TinyGPS++. If we are within the specified drop_tolerance,
we’ll toggle the gripper and shut down.
Our work is done. If there isn’t a complete GPS
message yet or we weren’t within range of the target, we’ll
check on the button to see if the user is requesting the
gripper state be toggled to load/unload the payload. In this
case, I used a very simple and naïve debounce; if the
button is pressed, we wait a bit. If it’s still pressed, we wait
until it’s not and then toggle the gripper. Again, it’s not the
best practice, but a decent handling for a
My initial cut at the firmware used the
software serial library to get debug and GPS
serial ports at the same time. Sadly, while
software serial is receiving GPS data, the
PWM to the servo drops and the gripper
quivers. Using a processor with two
hardware UARTs like the ATmega1284p on
the Wildfire would easily get around this,
but after a quick test of the GPS distance
calculation, I didn’t think simultaneous
debug was necessary on such a simple
You’ll find a GPS test application
(Figure 9), distance display (Figure 10),
and the flight firmware in the project
/drone_gripper) and article downloads.
That’s about all there is to the
firmware. It’s really a pretty straightforward application with
lots of helpers from other libraries!
Once everything was set up, I pulled up Google Earth
and found the coordinates of a corner in my neighborhood
(Figure 11). I plugged it into the sketch, uploaded, and

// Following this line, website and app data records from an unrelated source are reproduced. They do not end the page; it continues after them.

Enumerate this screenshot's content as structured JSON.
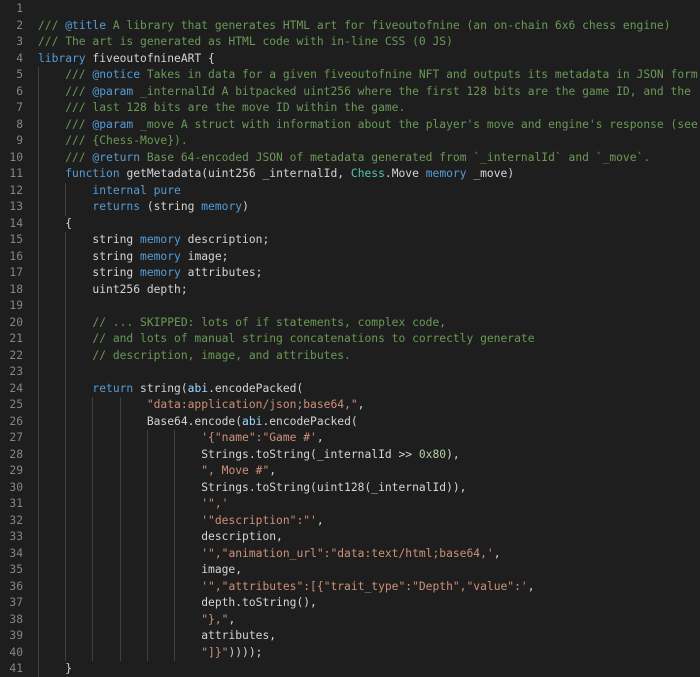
{
  "editor": {
    "language": "solidity",
    "theme": "dark",
    "lines": [
      {
        "n": "1",
        "indent": 0,
        "tokens": []
      },
      {
        "n": "2",
        "indent": 0,
        "tokens": [
          {
            "t": "/// ",
            "c": "comment"
          },
          {
            "t": "@title",
            "c": "tag"
          },
          {
            "t": " A library that generates HTML art for fiveoutofnine (an on-chain 6x6 chess engine)",
            "c": "comment"
          }
        ]
      },
      {
        "n": "3",
        "indent": 0,
        "tokens": [
          {
            "t": "/// The art is generated as HTML code with in-line CSS (0 JS)",
            "c": "comment"
          }
        ]
      },
      {
        "n": "4",
        "indent": 0,
        "tokens": [
          {
            "t": "library",
            "c": "kw"
          },
          {
            "t": " fiveoutofnineART {",
            "c": "plain"
          }
        ]
      },
      {
        "n": "5",
        "indent": 1,
        "tokens": [
          {
            "t": "    /// ",
            "c": "comment"
          },
          {
            "t": "@notice",
            "c": "tag"
          },
          {
            "t": " Takes in data for a given fiveoutofnine NFT and outputs its metadata in JSON form.",
            "c": "comment"
          }
        ]
      },
      {
        "n": "6",
        "indent": 1,
        "tokens": [
          {
            "t": "    /// ",
            "c": "comment"
          },
          {
            "t": "@param",
            "c": "tag"
          },
          {
            "t": " _internalId A bitpacked uint256 where the first 128 bits are the game ID, and the",
            "c": "comment"
          }
        ]
      },
      {
        "n": "7",
        "indent": 1,
        "tokens": [
          {
            "t": "    /// last 128 bits are the move ID within the game.",
            "c": "comment"
          }
        ]
      },
      {
        "n": "8",
        "indent": 1,
        "tokens": [
          {
            "t": "    /// ",
            "c": "comment"
          },
          {
            "t": "@param",
            "c": "tag"
          },
          {
            "t": " _move A struct with information about the player's move and engine's response (see",
            "c": "comment"
          }
        ]
      },
      {
        "n": "9",
        "indent": 1,
        "tokens": [
          {
            "t": "    /// {Chess-Move}).",
            "c": "comment"
          }
        ]
      },
      {
        "n": "10",
        "indent": 1,
        "tokens": [
          {
            "t": "    /// ",
            "c": "comment"
          },
          {
            "t": "@return",
            "c": "tag"
          },
          {
            "t": " Base 64-encoded JSON of metadata generated from `_internalId` and `_move`.",
            "c": "comment"
          }
        ]
      },
      {
        "n": "11",
        "indent": 1,
        "tokens": [
          {
            "t": "    ",
            "c": "plain"
          },
          {
            "t": "function",
            "c": "kw"
          },
          {
            "t": " getMetadata(uint256 _internalId, ",
            "c": "plain"
          },
          {
            "t": "Chess",
            "c": "type"
          },
          {
            "t": ".Move ",
            "c": "plain"
          },
          {
            "t": "memory",
            "c": "kw"
          },
          {
            "t": " _move)",
            "c": "plain"
          }
        ]
      },
      {
        "n": "12",
        "indent": 2,
        "tokens": [
          {
            "t": "        ",
            "c": "plain"
          },
          {
            "t": "internal pure",
            "c": "kw"
          }
        ]
      },
      {
        "n": "13",
        "indent": 2,
        "tokens": [
          {
            "t": "        ",
            "c": "plain"
          },
          {
            "t": "returns",
            "c": "kw"
          },
          {
            "t": " (string ",
            "c": "plain"
          },
          {
            "t": "memory",
            "c": "kw"
          },
          {
            "t": ")",
            "c": "plain"
          }
        ]
      },
      {
        "n": "14",
        "indent": 1,
        "tokens": [
          {
            "t": "    {",
            "c": "plain"
          }
        ]
      },
      {
        "n": "15",
        "indent": 2,
        "tokens": [
          {
            "t": "        string ",
            "c": "plain"
          },
          {
            "t": "memory",
            "c": "kw"
          },
          {
            "t": " description;",
            "c": "plain"
          }
        ]
      },
      {
        "n": "16",
        "indent": 2,
        "tokens": [
          {
            "t": "        string ",
            "c": "plain"
          },
          {
            "t": "memory",
            "c": "kw"
          },
          {
            "t": " image;",
            "c": "plain"
          }
        ]
      },
      {
        "n": "17",
        "indent": 2,
        "tokens": [
          {
            "t": "        string ",
            "c": "plain"
          },
          {
            "t": "memory",
            "c": "kw"
          },
          {
            "t": " attributes;",
            "c": "plain"
          }
        ]
      },
      {
        "n": "18",
        "indent": 2,
        "tokens": [
          {
            "t": "        uint256 depth;",
            "c": "plain"
          }
        ]
      },
      {
        "n": "19",
        "indent": 2,
        "tokens": []
      },
      {
        "n": "20",
        "indent": 2,
        "tokens": [
          {
            "t": "        // ... SKIPPED: lots of if statements, complex code,",
            "c": "comment"
          }
        ]
      },
      {
        "n": "21",
        "indent": 2,
        "tokens": [
          {
            "t": "        // and lots of manual string concatenations to correctly generate",
            "c": "comment"
          }
        ]
      },
      {
        "n": "22",
        "indent": 2,
        "tokens": [
          {
            "t": "        // description, image, and attributes.",
            "c": "comment"
          }
        ]
      },
      {
        "n": "23",
        "indent": 2,
        "tokens": []
      },
      {
        "n": "24",
        "indent": 2,
        "tokens": [
          {
            "t": "        ",
            "c": "plain"
          },
          {
            "t": "return",
            "c": "kw"
          },
          {
            "t": " string(",
            "c": "plain"
          },
          {
            "t": "abi",
            "c": "var"
          },
          {
            "t": ".encodePacked(",
            "c": "plain"
          }
        ]
      },
      {
        "n": "25",
        "indent": 4,
        "tokens": [
          {
            "t": "                ",
            "c": "plain"
          },
          {
            "t": "\"data:application/json;base64,\"",
            "c": "str"
          },
          {
            "t": ",",
            "c": "plain"
          }
        ]
      },
      {
        "n": "26",
        "indent": 4,
        "tokens": [
          {
            "t": "                Base64.encode(",
            "c": "plain"
          },
          {
            "t": "abi",
            "c": "var"
          },
          {
            "t": ".encodePacked(",
            "c": "plain"
          }
        ]
      },
      {
        "n": "27",
        "indent": 6,
        "tokens": [
          {
            "t": "                        ",
            "c": "plain"
          },
          {
            "t": "'{\"name\":\"Game #'",
            "c": "str"
          },
          {
            "t": ",",
            "c": "plain"
          }
        ]
      },
      {
        "n": "28",
        "indent": 6,
        "tokens": [
          {
            "t": "                        Strings.toString(_internalId >> ",
            "c": "plain"
          },
          {
            "t": "0x80",
            "c": "num"
          },
          {
            "t": "),",
            "c": "plain"
          }
        ]
      },
      {
        "n": "29",
        "indent": 6,
        "tokens": [
          {
            "t": "                        ",
            "c": "plain"
          },
          {
            "t": "\", Move #\"",
            "c": "str"
          },
          {
            "t": ",",
            "c": "plain"
          }
        ]
      },
      {
        "n": "30",
        "indent": 6,
        "tokens": [
          {
            "t": "                        Strings.toString(uint128(_internalId)),",
            "c": "plain"
          }
        ]
      },
      {
        "n": "31",
        "indent": 6,
        "tokens": [
          {
            "t": "                        ",
            "c": "plain"
          },
          {
            "t": "'\",'",
            "c": "str"
          }
        ]
      },
      {
        "n": "32",
        "indent": 6,
        "tokens": [
          {
            "t": "                        ",
            "c": "plain"
          },
          {
            "t": "'\"description\":\"'",
            "c": "str"
          },
          {
            "t": ",",
            "c": "plain"
          }
        ]
      },
      {
        "n": "33",
        "indent": 6,
        "tokens": [
          {
            "t": "                        description,",
            "c": "plain"
          }
        ]
      },
      {
        "n": "34",
        "indent": 6,
        "tokens": [
          {
            "t": "                        ",
            "c": "plain"
          },
          {
            "t": "'\",\"animation_url\":\"data:text/html;base64,'",
            "c": "str"
          },
          {
            "t": ",",
            "c": "plain"
          }
        ]
      },
      {
        "n": "35",
        "indent": 6,
        "tokens": [
          {
            "t": "                        image,",
            "c": "plain"
          }
        ]
      },
      {
        "n": "36",
        "indent": 6,
        "tokens": [
          {
            "t": "                        ",
            "c": "plain"
          },
          {
            "t": "'\",\"attributes\":[{\"trait_type\":\"Depth\",\"value\":'",
            "c": "str"
          },
          {
            "t": ",",
            "c": "plain"
          }
        ]
      },
      {
        "n": "37",
        "indent": 6,
        "tokens": [
          {
            "t": "                        depth.toString(),",
            "c": "plain"
          }
        ]
      },
      {
        "n": "38",
        "indent": 6,
        "tokens": [
          {
            "t": "                        ",
            "c": "plain"
          },
          {
            "t": "\"},\"",
            "c": "str"
          },
          {
            "t": ",",
            "c": "plain"
          }
        ]
      },
      {
        "n": "39",
        "indent": 6,
        "tokens": [
          {
            "t": "                        attributes,",
            "c": "plain"
          }
        ]
      },
      {
        "n": "40",
        "indent": 6,
        "tokens": [
          {
            "t": "                        ",
            "c": "plain"
          },
          {
            "t": "\"]}\"",
            "c": "str"
          },
          {
            "t": "))));",
            "c": "plain"
          }
        ]
      },
      {
        "n": "41",
        "indent": 1,
        "tokens": [
          {
            "t": "    }",
            "c": "plain"
          }
        ]
      }
    ]
  }
}
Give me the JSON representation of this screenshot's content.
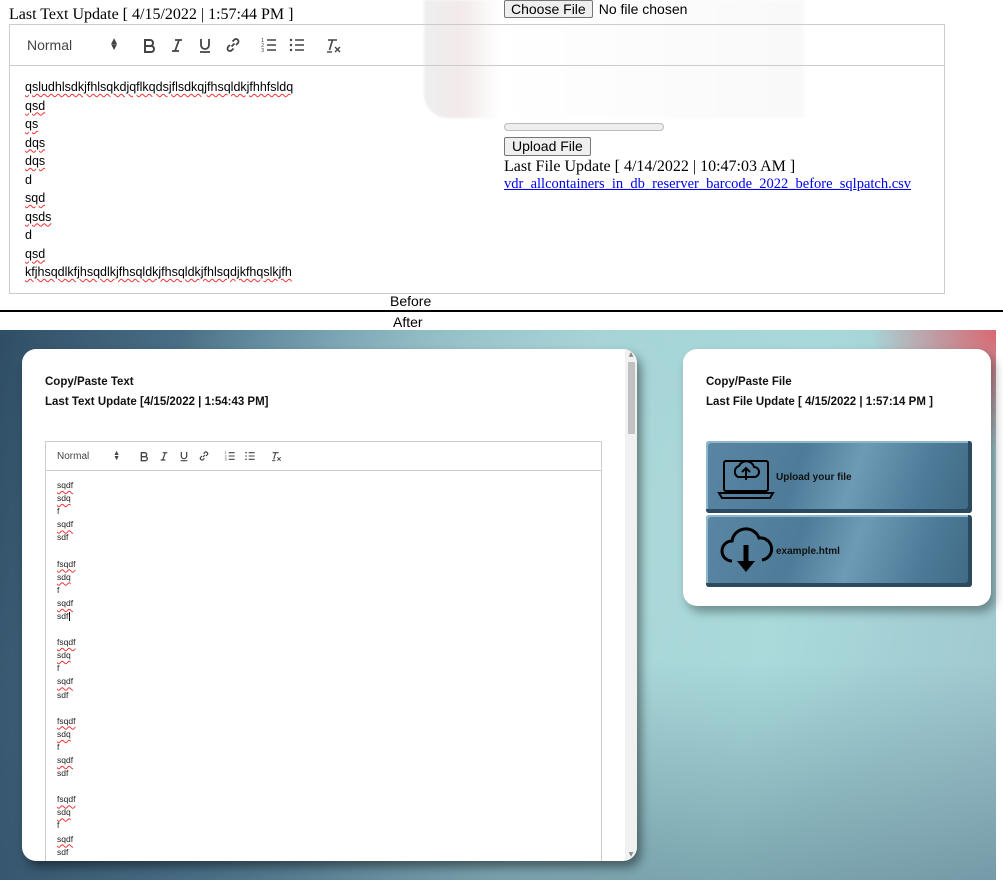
{
  "labels": {
    "before": "Before",
    "after": "After"
  },
  "before": {
    "last_text_update": "Last Text Update [ 4/15/2022 | 1:57:44 PM ]",
    "editor": {
      "format_select": "Normal",
      "lines": [
        "qsludhlsdkjfhlsqkdjqflkqdsjflsdkqjfhsqldkjfhhfsldq",
        "qsd",
        "qs",
        "dqs",
        "dqs",
        "d",
        "sqd",
        "qsds",
        "d",
        "qsd",
        "kfjhsqdlkfjhsqdlkjfhsqldkjfhsqldkjfhlsqdjkfhqslkjfh"
      ]
    },
    "file": {
      "choose_button": "Choose File",
      "no_file": "No file chosen",
      "upload_button": "Upload File",
      "last_file_update": "Last File Update [ 4/14/2022 | 10:47:03 AM ]",
      "file_link": "vdr_allcontainers_in_db_reserver_barcode_2022_before_sqlpatch.csv"
    }
  },
  "after": {
    "text_card": {
      "title": "Copy/Paste Text",
      "last_update": "Last Text Update [4/15/2022 | 1:54:43 PM]",
      "format_select": "Normal",
      "lines": [
        "sqdf",
        "sdq",
        "f",
        "sqdf",
        "sdf",
        "",
        "fsqdf",
        "sdq",
        "f",
        "sqdf",
        "sdf",
        "",
        "fsqdf",
        "sdq",
        "f",
        "sqdf",
        "sdf",
        "",
        "fsqdf",
        "sdq",
        "f",
        "sqdf",
        "sdf",
        "",
        "fsqdf",
        "sdq",
        "f",
        "sqdf",
        "sdf"
      ]
    },
    "file_card": {
      "title": "Copy/Paste File",
      "last_update": "Last File Update [ 4/15/2022 | 1:57:14 PM ]",
      "upload_label": "Upload your file",
      "download_label": "example.html",
      "upload_icon": "laptop-cloud-upload-icon",
      "download_icon": "cloud-download-icon"
    }
  }
}
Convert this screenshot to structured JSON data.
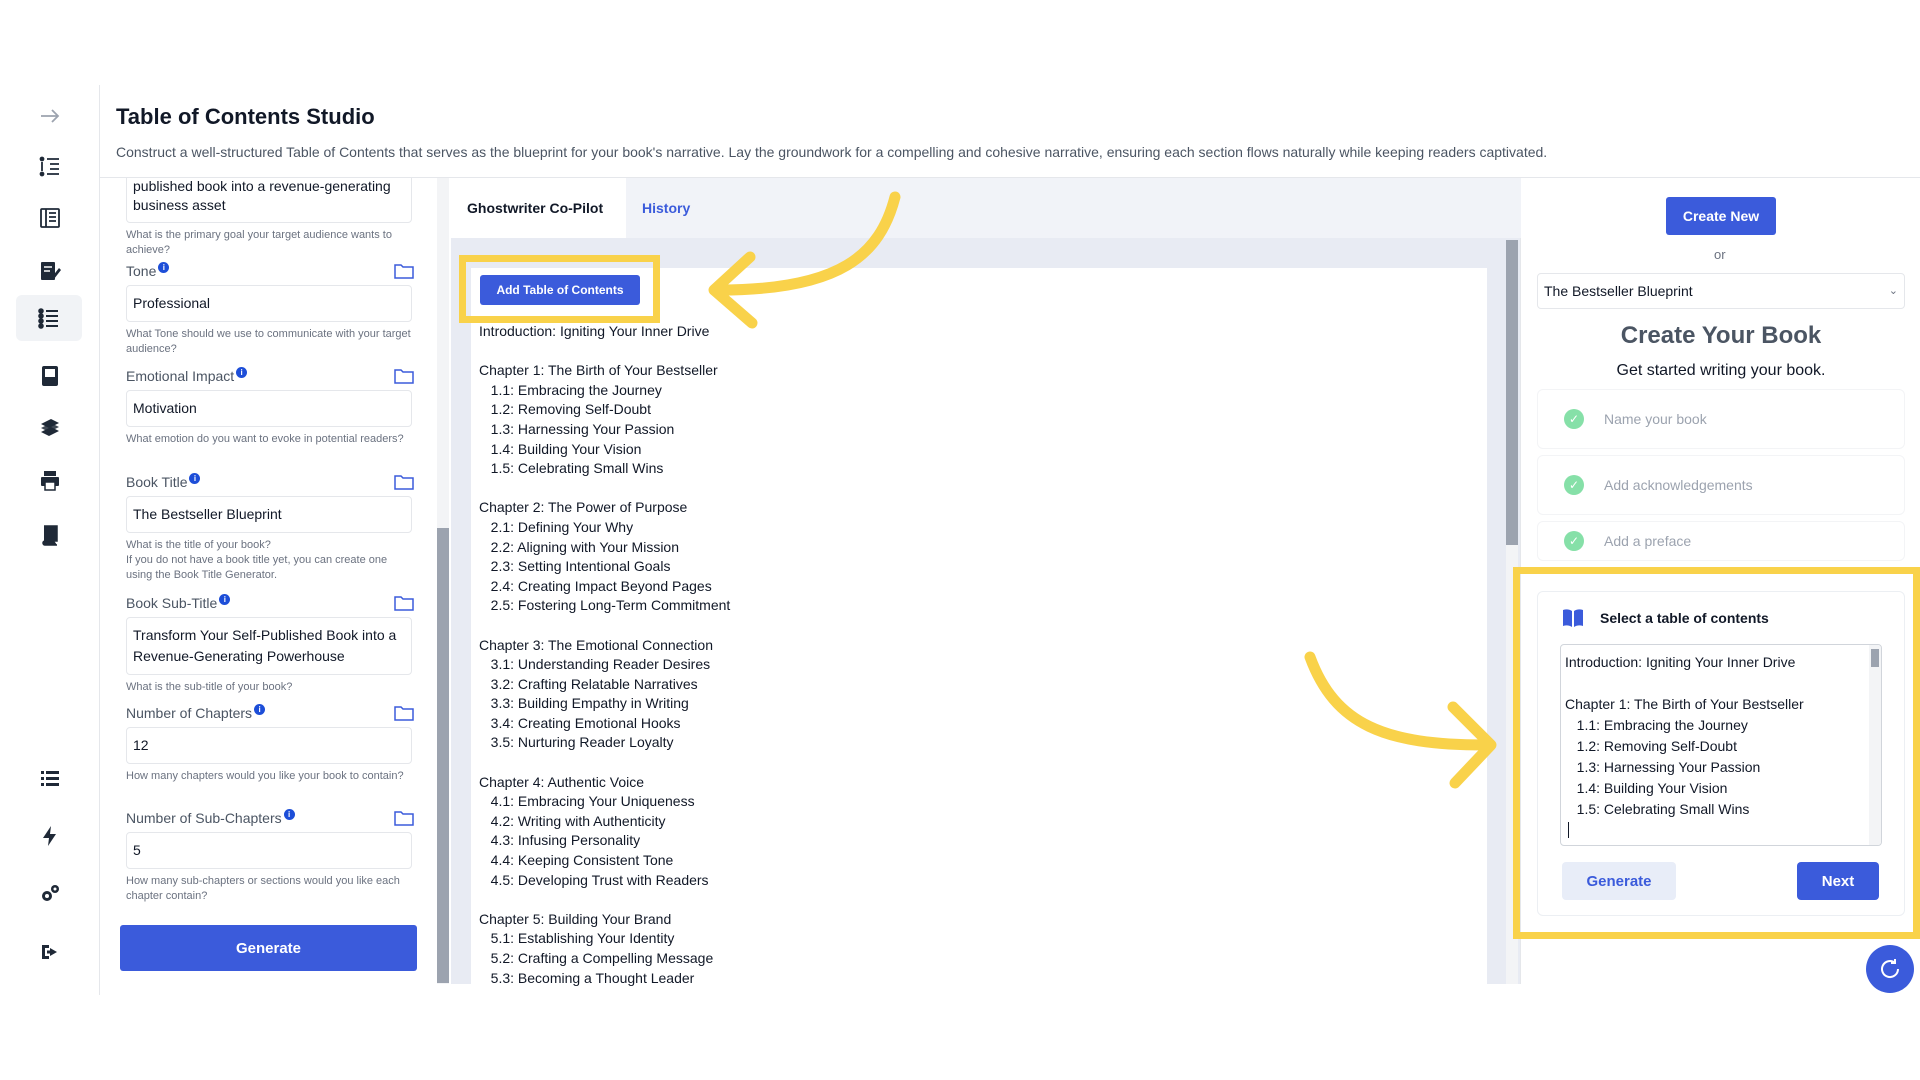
{
  "header": {
    "title": "Table of Contents Studio",
    "description": "Construct a well-structured Table of Contents that serves as the blueprint for your book's narrative. Lay the groundwork for a compelling and cohesive narrative, ensuring each section flows naturally while keeping readers captivated."
  },
  "sidebar": {
    "icons": [
      "expand-arrow-icon",
      "outline-list-icon",
      "chapters-icon",
      "edit-document-icon",
      "table-of-contents-icon",
      "notebook-icon",
      "books-stack-icon",
      "printer-icon",
      "book-icon",
      "list-icon",
      "lightning-icon",
      "settings-icon",
      "logout-icon"
    ],
    "active": "table-of-contents-icon"
  },
  "form": {
    "goal_value": "published book into a revenue-generating business asset",
    "goal_help": "What is the primary goal your target audience wants to achieve?",
    "tone_label": "Tone",
    "tone_value": "Professional",
    "tone_help": "What Tone should we use to communicate with your target audience?",
    "emotion_label": "Emotional Impact",
    "emotion_value": "Motivation",
    "emotion_help": "What emotion do you want to evoke in potential readers?",
    "book_title_label": "Book Title",
    "book_title_value": "The Bestseller Blueprint",
    "book_title_help": "What is the title of your book?\nIf you do not have a book title yet, you can create one using the Book Title Generator.",
    "subtitle_label": "Book Sub-Title",
    "subtitle_value": "Transform Your Self-Published Book into a Revenue-Generating Powerhouse",
    "subtitle_help": "What is the sub-title of your book?",
    "chapters_label": "Number of Chapters",
    "chapters_value": "12",
    "chapters_help": "How many chapters would you like your book to contain?",
    "subchapters_label": "Number of Sub-Chapters",
    "subchapters_value": "5",
    "subchapters_help": "How many sub-chapters or sections would you like each chapter contain?",
    "generate_label": "Generate"
  },
  "middle": {
    "tab_copilot": "Ghostwriter Co-Pilot",
    "tab_history": "History",
    "add_toc_label": "Add Table of Contents",
    "toc_text": "Introduction: Igniting Your Inner Drive\n\nChapter 1: The Birth of Your Bestseller\n   1.1: Embracing the Journey\n   1.2: Removing Self-Doubt\n   1.3: Harnessing Your Passion\n   1.4: Building Your Vision\n   1.5: Celebrating Small Wins\n\nChapter 2: The Power of Purpose\n   2.1: Defining Your Why\n   2.2: Aligning with Your Mission\n   2.3: Setting Intentional Goals\n   2.4: Creating Impact Beyond Pages\n   2.5: Fostering Long-Term Commitment\n\nChapter 3: The Emotional Connection\n   3.1: Understanding Reader Desires\n   3.2: Crafting Relatable Narratives\n   3.3: Building Empathy in Writing\n   3.4: Creating Emotional Hooks\n   3.5: Nurturing Reader Loyalty\n\nChapter 4: Authentic Voice\n   4.1: Embracing Your Uniqueness\n   4.2: Writing with Authenticity\n   4.3: Infusing Personality\n   4.4: Keeping Consistent Tone\n   4.5: Developing Trust with Readers\n\nChapter 5: Building Your Brand\n   5.1: Establishing Your Identity\n   5.2: Crafting a Compelling Message\n   5.3: Becoming a Thought Leader"
  },
  "right": {
    "create_new_label": "Create New",
    "or_label": "or",
    "book_select_value": "The Bestseller Blueprint",
    "title": "Create Your Book",
    "subtitle": "Get started writing your book.",
    "steps": [
      "Name your book",
      "Add acknowledgements",
      "Add a preface"
    ],
    "card_title": "Select a table of contents",
    "card_toc_text": "Introduction: Igniting Your Inner Drive\n\nChapter 1: The Birth of Your Bestseller\n   1.1: Embracing the Journey\n   1.2: Removing Self-Doubt\n   1.3: Harnessing Your Passion\n   1.4: Building Your Vision\n   1.5: Celebrating Small Wins",
    "generate_label": "Generate",
    "next_label": "Next"
  },
  "colors": {
    "accent": "#3b5bdb",
    "highlight": "#f9d24a",
    "success": "#86e0a8"
  }
}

went for a stroll. I loaded a simple debug sketch that shows
the distance to the target (note that it requires
programming, then connecting the GPS to a software serial
receive pin). I hooked my laptop up to the circuit and
moved to the car.
After verifying reasonable distance estimates, I loaded
the flight sketch, reconnected the GPS to the primary serial
receive pin, and drove around the block. Right at the
corner, the gripper activated! I found a tolerance of 10
meters worked well and was an area I thought I could
estimate while flying around as well.
Next, mount the gripper and circuit on your quad and
see how good your estimation skills are. With some
practice, you can get close to the drop area and fly around
a bit, letting the GPS trigger do the precise targeting for
Now that you have an auto-triggered gripper, it’s finally
time to start that automated hot wing delivery service
you’ve always dreamed of. Okay, maybe we’re not quite
there yet, but I’m planning on continuing to explore how to
automate drone actions based on position, or maybe even
ground based cues like visual markers.
Until next month, fly safely. SV
Figure 11: Google Earth provides an easy way to get coordinates for a point. Make
sure you change the display to decimal degrees in the application preferences.
SERVO 01.2018 15
The Multi-Rotor Hobbyist
Figure 10: The final test sketch lets us make sure that we are
using the distance calculation method properly, and makes sure
we didn’t make a mistake when typing in the coordinates.